Earlier this month, the two firms had agreed that images from Getty’s enormous archives would start appearing inside Google Search, but that was not the only part of the deal.
The “View Image” button would redirect users directly to the image’s own URL, without visiting the publisher’s page first; this apparently brought up privacy concerns, which led Google to eliminate the button entirely.
“For those asking, yes, these changes came about in part due to our settlement with Getty Images this week,” the company said in a tweet. “They are designed to strike a balance between serving user needs and publisher concerns, both stakeholders we value.”
Google was also quick to say that, despite the clear inconvenience for users, the other popular Image feature — reverse image search — has remained.
Reverse image search allows users to drag and drop a picture directly into Google Images’ search bar, and have the engine search for matching images on the web.
Today we’re launching some changes on Google Images to help connect users and useful websites. This will include removing the View Image button. The Visit button remains, so users can see images in the context of the webpages they’re on. pic.twitter.com/n76KUj4ioD
— Google SearchLiaison (@searchliaison) February 15, 2018
But critics said the changes were “awful”, “user-unfriendly” and “degraded the product”.
“This is a terrible idea… you find an image on Google Images only for the image to be nowhere in sight,” said one user on Twitter. “Talk about destroying your own successful service.”
Such a terrible update, please reverse that, we LIVE for the “search by image” and “view image”, that’s the purpose for Google Imagens, unless it’s useless, lbh
— Gui Leite (@guialeite) February 15, 2018
Many suggested people should try rival image search engines such as Bing, which still have a “view image” button.
Others pointed out that right-clicking an image in Google’s Chrome browser, and clicking “open image in new tab” replicated the missing function.

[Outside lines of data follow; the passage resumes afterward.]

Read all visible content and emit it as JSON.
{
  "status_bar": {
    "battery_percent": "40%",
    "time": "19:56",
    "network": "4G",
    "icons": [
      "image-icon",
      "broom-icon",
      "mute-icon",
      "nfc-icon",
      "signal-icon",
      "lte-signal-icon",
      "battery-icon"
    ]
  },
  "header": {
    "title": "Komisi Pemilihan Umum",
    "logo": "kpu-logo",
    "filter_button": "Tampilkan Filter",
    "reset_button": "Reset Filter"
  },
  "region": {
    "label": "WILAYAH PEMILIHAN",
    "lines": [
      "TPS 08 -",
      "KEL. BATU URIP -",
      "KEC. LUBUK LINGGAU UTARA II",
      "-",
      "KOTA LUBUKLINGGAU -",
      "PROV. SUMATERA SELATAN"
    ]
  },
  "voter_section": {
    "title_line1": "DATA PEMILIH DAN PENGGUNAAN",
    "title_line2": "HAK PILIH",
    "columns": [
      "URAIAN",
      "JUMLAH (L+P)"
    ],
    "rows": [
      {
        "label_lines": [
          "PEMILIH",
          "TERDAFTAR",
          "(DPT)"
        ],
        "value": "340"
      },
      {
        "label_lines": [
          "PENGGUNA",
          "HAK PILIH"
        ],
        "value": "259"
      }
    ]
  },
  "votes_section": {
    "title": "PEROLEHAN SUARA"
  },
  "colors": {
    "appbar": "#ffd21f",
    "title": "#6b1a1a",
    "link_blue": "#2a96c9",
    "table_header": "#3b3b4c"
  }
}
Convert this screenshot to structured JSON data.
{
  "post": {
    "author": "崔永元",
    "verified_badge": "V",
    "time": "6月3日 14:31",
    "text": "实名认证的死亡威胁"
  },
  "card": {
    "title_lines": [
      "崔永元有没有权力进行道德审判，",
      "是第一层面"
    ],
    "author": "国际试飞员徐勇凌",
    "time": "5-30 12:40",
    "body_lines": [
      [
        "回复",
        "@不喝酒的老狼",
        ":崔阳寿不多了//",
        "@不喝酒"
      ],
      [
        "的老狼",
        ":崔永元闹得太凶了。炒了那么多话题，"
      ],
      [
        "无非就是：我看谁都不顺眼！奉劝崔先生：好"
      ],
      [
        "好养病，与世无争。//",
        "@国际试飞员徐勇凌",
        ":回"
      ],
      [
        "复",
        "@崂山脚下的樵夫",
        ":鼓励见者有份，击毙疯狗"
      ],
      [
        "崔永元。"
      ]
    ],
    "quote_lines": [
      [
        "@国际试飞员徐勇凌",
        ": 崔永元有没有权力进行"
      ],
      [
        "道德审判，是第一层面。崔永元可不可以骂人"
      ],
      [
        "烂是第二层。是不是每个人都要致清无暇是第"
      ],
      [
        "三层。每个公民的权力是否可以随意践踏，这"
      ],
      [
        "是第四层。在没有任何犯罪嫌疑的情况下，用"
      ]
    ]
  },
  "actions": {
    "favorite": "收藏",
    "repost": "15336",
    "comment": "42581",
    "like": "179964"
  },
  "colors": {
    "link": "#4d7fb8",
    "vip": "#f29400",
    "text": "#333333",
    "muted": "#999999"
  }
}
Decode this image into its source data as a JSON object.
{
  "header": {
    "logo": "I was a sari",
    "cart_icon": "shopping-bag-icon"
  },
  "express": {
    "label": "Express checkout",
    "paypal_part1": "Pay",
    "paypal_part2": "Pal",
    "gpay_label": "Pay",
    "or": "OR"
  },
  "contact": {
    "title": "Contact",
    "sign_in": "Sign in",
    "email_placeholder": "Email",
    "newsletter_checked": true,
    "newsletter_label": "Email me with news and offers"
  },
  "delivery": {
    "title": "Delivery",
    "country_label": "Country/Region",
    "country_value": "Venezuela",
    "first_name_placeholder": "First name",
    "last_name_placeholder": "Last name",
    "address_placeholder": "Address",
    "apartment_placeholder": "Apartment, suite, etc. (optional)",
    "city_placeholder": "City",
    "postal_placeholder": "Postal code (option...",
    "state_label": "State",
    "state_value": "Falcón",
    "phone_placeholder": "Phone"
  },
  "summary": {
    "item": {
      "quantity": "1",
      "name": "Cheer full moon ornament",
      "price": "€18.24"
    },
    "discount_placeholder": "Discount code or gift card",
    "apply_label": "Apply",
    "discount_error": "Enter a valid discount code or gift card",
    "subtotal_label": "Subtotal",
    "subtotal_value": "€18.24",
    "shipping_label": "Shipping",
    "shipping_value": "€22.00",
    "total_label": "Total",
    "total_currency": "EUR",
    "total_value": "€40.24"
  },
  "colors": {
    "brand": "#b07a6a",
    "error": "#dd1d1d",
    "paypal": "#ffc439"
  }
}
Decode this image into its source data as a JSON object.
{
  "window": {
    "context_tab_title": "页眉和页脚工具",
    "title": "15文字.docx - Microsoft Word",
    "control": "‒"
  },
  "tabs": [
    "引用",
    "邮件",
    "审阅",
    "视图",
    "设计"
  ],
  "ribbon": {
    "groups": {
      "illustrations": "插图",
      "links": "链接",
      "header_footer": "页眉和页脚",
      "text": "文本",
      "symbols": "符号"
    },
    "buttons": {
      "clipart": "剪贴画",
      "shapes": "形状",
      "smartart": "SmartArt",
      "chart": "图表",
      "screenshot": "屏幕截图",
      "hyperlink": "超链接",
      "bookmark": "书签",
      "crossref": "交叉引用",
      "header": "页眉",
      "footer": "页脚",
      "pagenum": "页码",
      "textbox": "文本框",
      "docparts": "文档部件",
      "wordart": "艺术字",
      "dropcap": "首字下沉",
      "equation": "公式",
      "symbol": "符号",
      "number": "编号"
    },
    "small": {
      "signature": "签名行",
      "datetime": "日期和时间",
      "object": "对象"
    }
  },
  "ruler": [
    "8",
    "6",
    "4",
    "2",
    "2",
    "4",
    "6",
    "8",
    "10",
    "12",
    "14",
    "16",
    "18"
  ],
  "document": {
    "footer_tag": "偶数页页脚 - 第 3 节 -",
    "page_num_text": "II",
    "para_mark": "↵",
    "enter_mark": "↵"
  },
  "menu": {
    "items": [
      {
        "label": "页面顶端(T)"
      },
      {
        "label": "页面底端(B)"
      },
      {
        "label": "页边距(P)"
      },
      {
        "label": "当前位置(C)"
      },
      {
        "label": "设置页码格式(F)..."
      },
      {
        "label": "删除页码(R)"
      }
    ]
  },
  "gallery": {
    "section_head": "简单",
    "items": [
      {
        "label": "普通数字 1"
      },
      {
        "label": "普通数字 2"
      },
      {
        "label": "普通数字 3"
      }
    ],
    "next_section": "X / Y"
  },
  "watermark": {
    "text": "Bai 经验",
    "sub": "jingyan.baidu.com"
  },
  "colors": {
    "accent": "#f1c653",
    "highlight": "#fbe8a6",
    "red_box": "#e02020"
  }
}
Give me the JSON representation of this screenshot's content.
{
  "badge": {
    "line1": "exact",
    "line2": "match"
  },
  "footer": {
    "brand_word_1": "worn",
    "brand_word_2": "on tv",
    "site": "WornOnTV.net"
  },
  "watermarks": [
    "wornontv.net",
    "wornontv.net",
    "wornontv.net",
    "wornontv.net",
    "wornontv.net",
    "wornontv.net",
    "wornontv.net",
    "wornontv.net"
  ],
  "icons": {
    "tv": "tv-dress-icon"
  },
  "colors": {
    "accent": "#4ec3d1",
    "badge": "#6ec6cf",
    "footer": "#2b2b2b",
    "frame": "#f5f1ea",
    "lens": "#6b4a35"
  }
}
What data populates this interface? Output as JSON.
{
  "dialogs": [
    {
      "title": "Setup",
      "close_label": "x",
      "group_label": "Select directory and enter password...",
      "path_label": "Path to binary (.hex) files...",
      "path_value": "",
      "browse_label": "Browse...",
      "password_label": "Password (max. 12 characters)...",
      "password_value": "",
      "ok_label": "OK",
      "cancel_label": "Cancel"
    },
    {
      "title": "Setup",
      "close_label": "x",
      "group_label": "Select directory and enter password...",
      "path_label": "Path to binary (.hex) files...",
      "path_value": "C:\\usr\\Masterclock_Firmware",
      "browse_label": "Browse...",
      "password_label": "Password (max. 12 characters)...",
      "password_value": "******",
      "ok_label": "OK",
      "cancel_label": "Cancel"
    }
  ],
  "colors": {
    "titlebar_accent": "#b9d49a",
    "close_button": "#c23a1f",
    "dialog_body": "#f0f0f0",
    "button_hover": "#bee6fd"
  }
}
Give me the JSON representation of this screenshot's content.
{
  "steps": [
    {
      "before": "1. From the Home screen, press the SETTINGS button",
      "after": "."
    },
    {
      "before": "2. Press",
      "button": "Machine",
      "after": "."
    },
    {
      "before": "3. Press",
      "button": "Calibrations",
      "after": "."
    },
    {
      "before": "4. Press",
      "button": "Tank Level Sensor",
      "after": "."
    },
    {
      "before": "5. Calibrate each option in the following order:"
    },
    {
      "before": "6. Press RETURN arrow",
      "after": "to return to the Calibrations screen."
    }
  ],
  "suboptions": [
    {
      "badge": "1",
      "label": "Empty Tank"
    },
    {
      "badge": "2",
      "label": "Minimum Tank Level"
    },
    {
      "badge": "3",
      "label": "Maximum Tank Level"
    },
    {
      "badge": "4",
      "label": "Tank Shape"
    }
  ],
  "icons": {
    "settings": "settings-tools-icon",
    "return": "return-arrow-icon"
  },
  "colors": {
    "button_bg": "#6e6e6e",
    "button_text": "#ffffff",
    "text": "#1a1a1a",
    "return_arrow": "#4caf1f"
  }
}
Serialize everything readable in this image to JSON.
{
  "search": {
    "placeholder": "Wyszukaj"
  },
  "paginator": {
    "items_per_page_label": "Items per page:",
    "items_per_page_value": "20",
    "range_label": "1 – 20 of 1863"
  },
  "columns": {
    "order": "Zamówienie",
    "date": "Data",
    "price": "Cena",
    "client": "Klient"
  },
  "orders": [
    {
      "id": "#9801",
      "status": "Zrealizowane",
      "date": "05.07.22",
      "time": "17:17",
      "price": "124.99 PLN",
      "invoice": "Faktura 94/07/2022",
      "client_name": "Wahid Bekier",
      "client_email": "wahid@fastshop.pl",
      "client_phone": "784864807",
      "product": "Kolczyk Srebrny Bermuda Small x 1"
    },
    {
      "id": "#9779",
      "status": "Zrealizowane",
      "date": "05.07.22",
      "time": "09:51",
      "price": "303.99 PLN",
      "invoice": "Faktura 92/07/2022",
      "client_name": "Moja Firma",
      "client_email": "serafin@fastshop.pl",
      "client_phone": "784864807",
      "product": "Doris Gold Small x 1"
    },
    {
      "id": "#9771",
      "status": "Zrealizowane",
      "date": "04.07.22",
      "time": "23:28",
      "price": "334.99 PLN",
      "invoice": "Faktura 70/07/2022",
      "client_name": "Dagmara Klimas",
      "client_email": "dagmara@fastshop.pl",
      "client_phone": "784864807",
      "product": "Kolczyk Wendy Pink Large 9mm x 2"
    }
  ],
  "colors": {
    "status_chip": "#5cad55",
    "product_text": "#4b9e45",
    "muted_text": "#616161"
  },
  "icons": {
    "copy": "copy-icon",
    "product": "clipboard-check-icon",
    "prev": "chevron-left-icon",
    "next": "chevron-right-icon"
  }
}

In a statement, Getty Images said: “We are pleased to announce that after working cooperatively with Google over the past months, our concerns are being recognised and we have withdrawn our complaint.”